··· Input for this task

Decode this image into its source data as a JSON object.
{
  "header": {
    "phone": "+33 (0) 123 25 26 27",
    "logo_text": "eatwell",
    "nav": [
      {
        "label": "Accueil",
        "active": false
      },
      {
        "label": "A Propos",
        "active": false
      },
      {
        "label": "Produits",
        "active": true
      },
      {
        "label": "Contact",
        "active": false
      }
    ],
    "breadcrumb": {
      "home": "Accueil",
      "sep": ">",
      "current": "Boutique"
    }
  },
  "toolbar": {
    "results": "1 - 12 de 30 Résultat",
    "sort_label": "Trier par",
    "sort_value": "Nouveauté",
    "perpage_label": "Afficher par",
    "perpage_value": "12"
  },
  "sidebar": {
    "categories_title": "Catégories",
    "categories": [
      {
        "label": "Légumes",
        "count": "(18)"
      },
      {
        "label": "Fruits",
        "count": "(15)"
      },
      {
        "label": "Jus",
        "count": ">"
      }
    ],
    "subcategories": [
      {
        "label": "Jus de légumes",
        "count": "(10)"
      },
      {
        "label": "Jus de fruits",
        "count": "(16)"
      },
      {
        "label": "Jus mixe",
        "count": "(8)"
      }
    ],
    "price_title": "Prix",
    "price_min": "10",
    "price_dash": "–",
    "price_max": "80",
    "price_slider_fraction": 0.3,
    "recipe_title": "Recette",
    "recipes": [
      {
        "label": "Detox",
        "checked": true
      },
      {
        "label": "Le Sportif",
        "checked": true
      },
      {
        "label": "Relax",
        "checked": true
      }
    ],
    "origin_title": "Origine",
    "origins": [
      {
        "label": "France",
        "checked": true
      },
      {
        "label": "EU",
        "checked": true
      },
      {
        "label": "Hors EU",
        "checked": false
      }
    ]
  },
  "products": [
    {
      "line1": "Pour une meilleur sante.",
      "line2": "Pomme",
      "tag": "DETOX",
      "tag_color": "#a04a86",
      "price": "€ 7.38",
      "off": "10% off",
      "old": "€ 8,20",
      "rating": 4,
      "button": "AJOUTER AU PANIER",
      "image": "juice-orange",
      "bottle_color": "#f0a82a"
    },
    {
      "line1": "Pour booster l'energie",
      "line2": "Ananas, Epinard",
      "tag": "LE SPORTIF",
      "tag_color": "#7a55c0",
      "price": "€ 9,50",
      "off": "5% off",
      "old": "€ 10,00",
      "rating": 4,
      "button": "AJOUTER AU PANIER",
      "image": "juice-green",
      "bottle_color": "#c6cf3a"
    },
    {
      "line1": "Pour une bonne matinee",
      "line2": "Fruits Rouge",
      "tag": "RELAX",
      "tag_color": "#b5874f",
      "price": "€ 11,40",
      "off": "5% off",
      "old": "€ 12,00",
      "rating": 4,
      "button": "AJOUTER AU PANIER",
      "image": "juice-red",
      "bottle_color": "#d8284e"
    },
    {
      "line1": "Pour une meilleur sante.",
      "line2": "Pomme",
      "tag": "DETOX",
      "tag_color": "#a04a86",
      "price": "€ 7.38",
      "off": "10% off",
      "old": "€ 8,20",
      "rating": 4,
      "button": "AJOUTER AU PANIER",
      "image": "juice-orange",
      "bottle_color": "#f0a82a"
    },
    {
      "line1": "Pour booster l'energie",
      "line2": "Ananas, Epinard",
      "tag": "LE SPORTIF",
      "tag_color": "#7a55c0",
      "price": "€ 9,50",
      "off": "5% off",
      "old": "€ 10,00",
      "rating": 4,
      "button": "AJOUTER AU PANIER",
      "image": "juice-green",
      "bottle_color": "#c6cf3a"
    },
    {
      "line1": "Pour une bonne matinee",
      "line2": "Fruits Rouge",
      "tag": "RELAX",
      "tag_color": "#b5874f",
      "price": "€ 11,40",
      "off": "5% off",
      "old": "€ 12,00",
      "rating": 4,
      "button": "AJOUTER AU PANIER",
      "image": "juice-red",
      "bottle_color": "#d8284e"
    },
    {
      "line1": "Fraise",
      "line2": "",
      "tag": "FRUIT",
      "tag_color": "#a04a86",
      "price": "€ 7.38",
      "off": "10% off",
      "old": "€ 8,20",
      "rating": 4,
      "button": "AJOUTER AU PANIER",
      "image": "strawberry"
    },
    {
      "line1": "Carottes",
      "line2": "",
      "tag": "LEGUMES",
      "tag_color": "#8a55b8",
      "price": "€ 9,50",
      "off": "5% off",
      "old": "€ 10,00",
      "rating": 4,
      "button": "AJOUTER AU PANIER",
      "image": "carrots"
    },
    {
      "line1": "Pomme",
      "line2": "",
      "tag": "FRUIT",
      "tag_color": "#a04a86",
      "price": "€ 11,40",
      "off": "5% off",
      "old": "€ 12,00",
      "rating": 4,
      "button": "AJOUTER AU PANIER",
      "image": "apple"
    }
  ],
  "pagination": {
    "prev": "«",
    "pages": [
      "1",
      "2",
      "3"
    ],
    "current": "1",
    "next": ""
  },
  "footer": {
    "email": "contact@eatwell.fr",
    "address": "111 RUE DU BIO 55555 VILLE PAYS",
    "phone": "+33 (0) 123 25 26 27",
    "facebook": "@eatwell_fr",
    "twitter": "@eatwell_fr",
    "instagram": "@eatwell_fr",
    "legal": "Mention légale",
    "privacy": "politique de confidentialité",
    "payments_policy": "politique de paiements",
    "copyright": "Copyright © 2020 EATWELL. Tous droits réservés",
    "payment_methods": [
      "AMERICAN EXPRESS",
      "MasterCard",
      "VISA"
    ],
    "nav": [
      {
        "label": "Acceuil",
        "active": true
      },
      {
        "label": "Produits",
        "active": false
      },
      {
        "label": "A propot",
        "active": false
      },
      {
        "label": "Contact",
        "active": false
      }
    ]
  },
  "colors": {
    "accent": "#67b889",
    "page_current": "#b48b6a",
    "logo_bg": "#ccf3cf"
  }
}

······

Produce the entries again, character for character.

◆ **Reply to the exercise**
Decode this image into its source data as a JSON object.
{
  "header": {
    "phone": "+33 (0) 123 25 26 27",
    "logo_text": "eatwell",
    "nav": [
      {
        "label": "Accueil",
        "active": false
      },
      {
        "label": "A Propos",
        "active": false
      },
      {
        "label": "Produits",
        "active": true
      },
      {
        "label": "Contact",
        "active": false
      }
    ],
    "breadcrumb": {
      "home": "Accueil",
      "sep": ">",
      "current": "Boutique"
    }
  },
  "toolbar": {
    "results": "1 - 12 de 30 Résultat",
    "sort_label": "Trier par",
    "sort_value": "Nouveauté",
    "perpage_label": "Afficher par",
    "perpage_value": "12"
  },
  "sidebar": {
    "categories_title": "Catégories",
    "categories": [
      {
        "label": "Légumes",
        "count": "(18)"
      },
      {
        "label": "Fruits",
        "count": "(15)"
      },
      {
        "label": "Jus",
        "count": ">"
      }
    ],
    "subcategories": [
      {
        "label": "Jus de légumes",
        "count": "(10)"
      },
      {
        "label": "Jus de fruits",
        "count": "(16)"
      },
      {
        "label": "Jus mixe",
        "count": "(8)"
      }
    ],
    "price_title": "Prix",
    "price_min": "10",
    "price_dash": "–",
    "price_max": "80",
    "price_slider_fraction": 0.3,
    "recipe_title": "Recette",
    "recipes": [
      {
        "label": "Detox",
        "checked": true
      },
      {
        "label": "Le Sportif",
        "checked": true
      },
      {
        "label": "Relax",
        "checked": true
      }
    ],
    "origin_title": "Origine",
    "origins": [
      {
        "label": "France",
        "checked": true
      },
      {
        "label": "EU",
        "checked": true
      },
      {
        "label": "Hors EU",
        "checked": false
      }
    ]
  },
  "products": [
    {
      "line1": "Pour une meilleur sante.",
      "line2": "Pomme",
      "tag": "DETOX",
      "tag_color": "#a04a86",
      "price": "€ 7.38",
      "off": "10% off",
      "old": "€ 8,20",
      "rating": 4,
      "button": "AJOUTER AU PANIER",
      "image": "juice-orange",
      "bottle_color": "#f0a82a"
    },
    {
      "line1": "Pour booster l'energie",
      "line2": "Ananas, Epinard",
      "tag": "LE SPORTIF",
      "tag_color": "#7a55c0",
      "price": "€ 9,50",
      "off": "5% off",
      "old": "€ 10,00",
      "rating": 4,
      "button": "AJOUTER AU PANIER",
      "image": "juice-green",
      "bottle_color": "#c6cf3a"
    },
    {
      "line1": "Pour une bonne matinee",
      "line2": "Fruits Rouge",
      "tag": "RELAX",
      "tag_color": "#b5874f",
      "price": "€ 11,40",
      "off": "5% off",
      "old": "€ 12,00",
      "rating": 4,
      "button": "AJOUTER AU PANIER",
      "image": "juice-red",
      "bottle_color": "#d8284e"
    },
    {
      "line1": "Pour une meilleur sante.",
      "line2": "Pomme",
      "tag": "DETOX",
      "tag_color": "#a04a86",
      "price": "€ 7.38",
      "off": "10% off",
      "old": "€ 8,20",
      "rating": 4,
      "button": "AJOUTER AU PANIER",
      "image": "juice-orange",
      "bottle_color": "#f0a82a"
    },
    {
      "line1": "Pour booster l'energie",
      "line2": "Ananas, Epinard",
      "tag": "LE SPORTIF",
      "tag_color": "#7a55c0",
      "price": "€ 9,50",
      "off": "5% off",
      "old": "€ 10,00",
      "rating": 4,
      "button": "AJOUTER AU PANIER",
      "image": "juice-green",
      "bottle_color": "#c6cf3a"
    },
    {
      "line1": "Pour une bonne matinee",
      "line2": "Fruits Rouge",
      "tag": "RELAX",
      "tag_color": "#b5874f",
      "price": "€ 11,40",
      "off": "5% off",
      "old": "€ 12,00",
      "rating": 4,
      "button": "AJOUTER AU PANIER",
      "image": "juice-red",
      "bottle_color": "#d8284e"
    },
    {
      "line1": "Fraise",
      "line2": "",
      "tag": "FRUIT",
      "tag_color": "#a04a86",
      "price": "€ 7.38",
      "off": "10% off",
      "old": "€ 8,20",
      "rating": 4,
      "button": "AJOUTER AU PANIER",
      "image": "strawberry"
    },
    {
      "line1": "Carottes",
      "line2": "",
      "tag": "LEGUMES",
      "tag_color": "#8a55b8",
      "price": "€ 9,50",
      "off": "5% off",
      "old": "€ 10,00",
      "rating": 4,
      "button": "AJOUTER AU PANIER",
      "image": "carrots"
    },
    {
      "line1": "Pomme",
      "line2": "",
      "tag": "FRUIT",
      "tag_color": "#a04a86",
      "price": "€ 11,40",
      "off": "5% off",
      "old": "€ 12,00",
      "rating": 4,
      "button": "AJOUTER AU PANIER",
      "image": "apple"
    }
  ],
  "pagination": {
    "prev": "«",
    "pages": [
      "1",
      "2",
      "3"
    ],
    "current": "1",
    "next": ""
  },
  "footer": {
    "email": "contact@eatwell.fr",
    "address": "111 RUE DU BIO 55555 VILLE PAYS",
    "phone": "+33 (0) 123 25 26 27",
    "facebook": "@eatwell_fr",
    "twitter": "@eatwell_fr",
    "instagram": "@eatwell_fr",
    "legal": "Mention légale",
    "privacy": "politique de confidentialité",
    "payments_policy": "politique de paiements",
    "copyright": "Copyright © 2020 EATWELL. Tous droits réservés",
    "payment_methods": [
      "AMERICAN EXPRESS",
      "MasterCard",
      "VISA"
    ],
    "nav": [
      {
        "label": "Acceuil",
        "active": true
      },
      {
        "label": "Produits",
        "active": false
      },
      {
        "label": "A propot",
        "active": false
      },
      {
        "label": "Contact",
        "active": false
      }
    ]
  },
  "colors": {
    "accent": "#67b889",
    "page_current": "#b48b6a",
    "logo_bg": "#ccf3cf"
  }
}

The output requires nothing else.